*** SOURCE RECORDS

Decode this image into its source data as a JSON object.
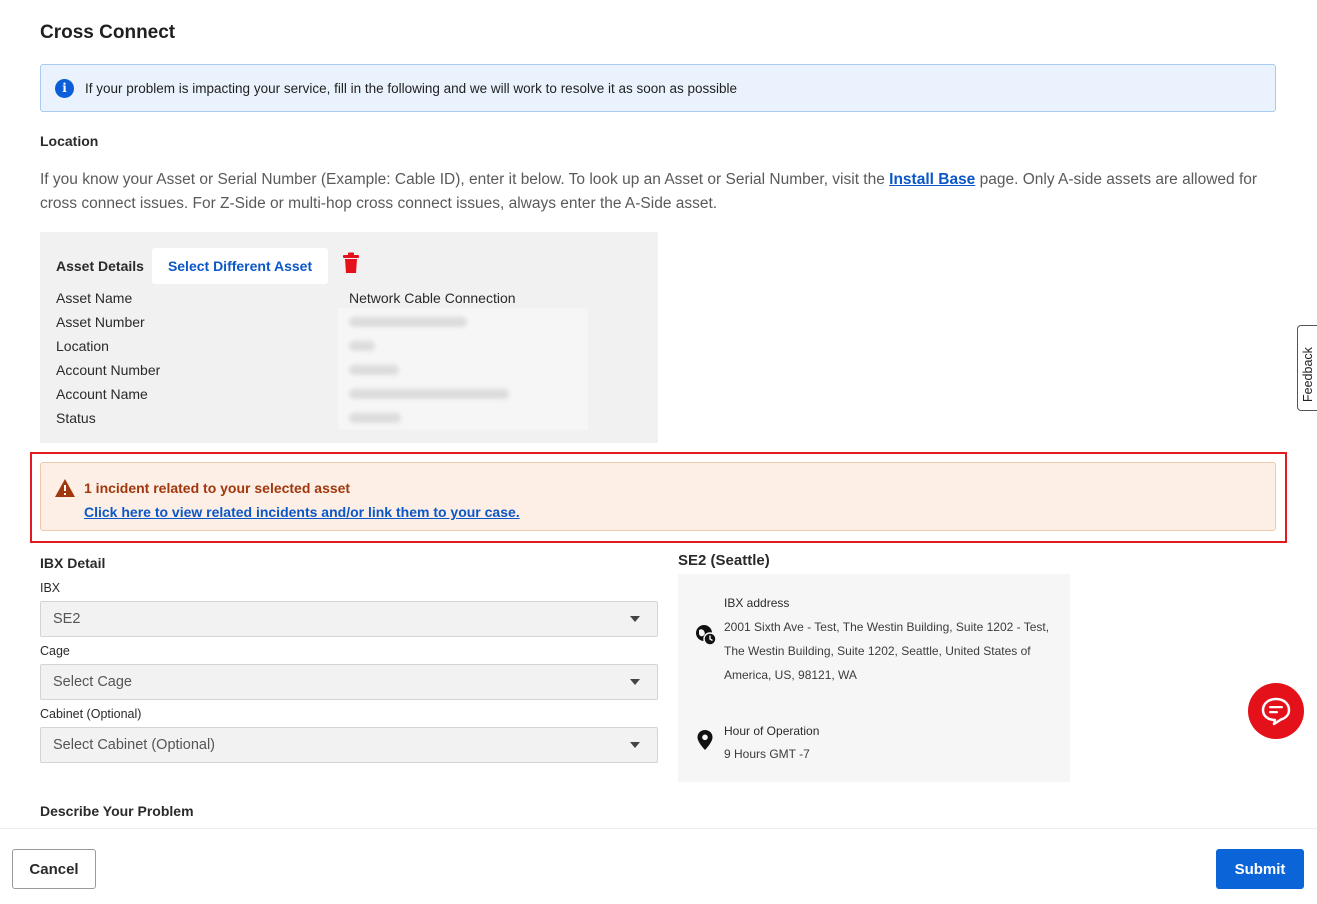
{
  "page": {
    "title": "Cross Connect"
  },
  "info_banner": {
    "icon": "info-icon",
    "text": "If your problem is impacting your service, fill in the following and we will work to resolve it as soon as possible"
  },
  "location": {
    "label": "Location",
    "desc_part1": "If you know your Asset or Serial Number (Example: Cable ID), enter it below. To look up an Asset or Serial Number, visit the ",
    "link": "Install Base",
    "desc_part2": " page. Only A-side assets are allowed for cross connect issues. For Z-Side or multi-hop cross connect issues, always enter the A-Side asset."
  },
  "asset": {
    "header_label": "Asset Details",
    "select_button": "Select Different Asset",
    "rows": [
      {
        "key": "Asset Name",
        "value": "Network Cable Connection"
      },
      {
        "key": "Asset Number",
        "value": ""
      },
      {
        "key": "Location",
        "value": ""
      },
      {
        "key": "Account Number",
        "value": ""
      },
      {
        "key": "Account Name",
        "value": ""
      },
      {
        "key": "Status",
        "value": ""
      }
    ]
  },
  "alert": {
    "title": "1 incident related to your selected asset",
    "link": "Click here to view related incidents and/or link them to your case."
  },
  "ibx_detail": {
    "label": "IBX Detail",
    "ibx_label": "IBX",
    "ibx_value": "SE2",
    "cage_label": "Cage",
    "cage_placeholder": "Select Cage",
    "cabinet_label": "Cabinet (Optional)",
    "cabinet_placeholder": "Select Cabinet (Optional)"
  },
  "ibx_card": {
    "heading": "SE2 (Seattle)",
    "address_label": "IBX address",
    "address": "2001 Sixth Ave - Test, The Westin Building, Suite 1202 - Test, The Westin Building, Suite 1202, Seattle, United States of America, US, 98121, WA",
    "hours_label": "Hour of Operation",
    "hours": "9 Hours GMT -7"
  },
  "describe": {
    "label": "Describe Your Problem"
  },
  "feedback": {
    "label": "Feedback"
  },
  "footer": {
    "cancel": "Cancel",
    "submit": "Submit"
  },
  "colors": {
    "accent": "#0b64d8",
    "alert_red": "#e11b22",
    "warning": "#a0370d",
    "trash": "#e4111b"
  }
}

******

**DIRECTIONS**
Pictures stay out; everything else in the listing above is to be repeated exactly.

**ANSWER FOR THE TASK**
Decode this image into its source data as a JSON object.
{
  "page": {
    "title": "Cross Connect"
  },
  "info_banner": {
    "icon": "info-icon",
    "text": "If your problem is impacting your service, fill in the following and we will work to resolve it as soon as possible"
  },
  "location": {
    "label": "Location",
    "desc_part1": "If you know your Asset or Serial Number (Example: Cable ID), enter it below. To look up an Asset or Serial Number, visit the ",
    "link": "Install Base",
    "desc_part2": " page. Only A-side assets are allowed for cross connect issues. For Z-Side or multi-hop cross connect issues, always enter the A-Side asset."
  },
  "asset": {
    "header_label": "Asset Details",
    "select_button": "Select Different Asset",
    "rows": [
      {
        "key": "Asset Name",
        "value": "Network Cable Connection"
      },
      {
        "key": "Asset Number",
        "value": ""
      },
      {
        "key": "Location",
        "value": ""
      },
      {
        "key": "Account Number",
        "value": ""
      },
      {
        "key": "Account Name",
        "value": ""
      },
      {
        "key": "Status",
        "value": ""
      }
    ]
  },
  "alert": {
    "title": "1 incident related to your selected asset",
    "link": "Click here to view related incidents and/or link them to your case."
  },
  "ibx_detail": {
    "label": "IBX Detail",
    "ibx_label": "IBX",
    "ibx_value": "SE2",
    "cage_label": "Cage",
    "cage_placeholder": "Select Cage",
    "cabinet_label": "Cabinet (Optional)",
    "cabinet_placeholder": "Select Cabinet (Optional)"
  },
  "ibx_card": {
    "heading": "SE2 (Seattle)",
    "address_label": "IBX address",
    "address": "2001 Sixth Ave - Test, The Westin Building, Suite 1202 - Test, The Westin Building, Suite 1202, Seattle, United States of America, US, 98121, WA",
    "hours_label": "Hour of Operation",
    "hours": "9 Hours GMT -7"
  },
  "describe": {
    "label": "Describe Your Problem"
  },
  "feedback": {
    "label": "Feedback"
  },
  "footer": {
    "cancel": "Cancel",
    "submit": "Submit"
  },
  "colors": {
    "accent": "#0b64d8",
    "alert_red": "#e11b22",
    "warning": "#a0370d",
    "trash": "#e4111b"
  }
}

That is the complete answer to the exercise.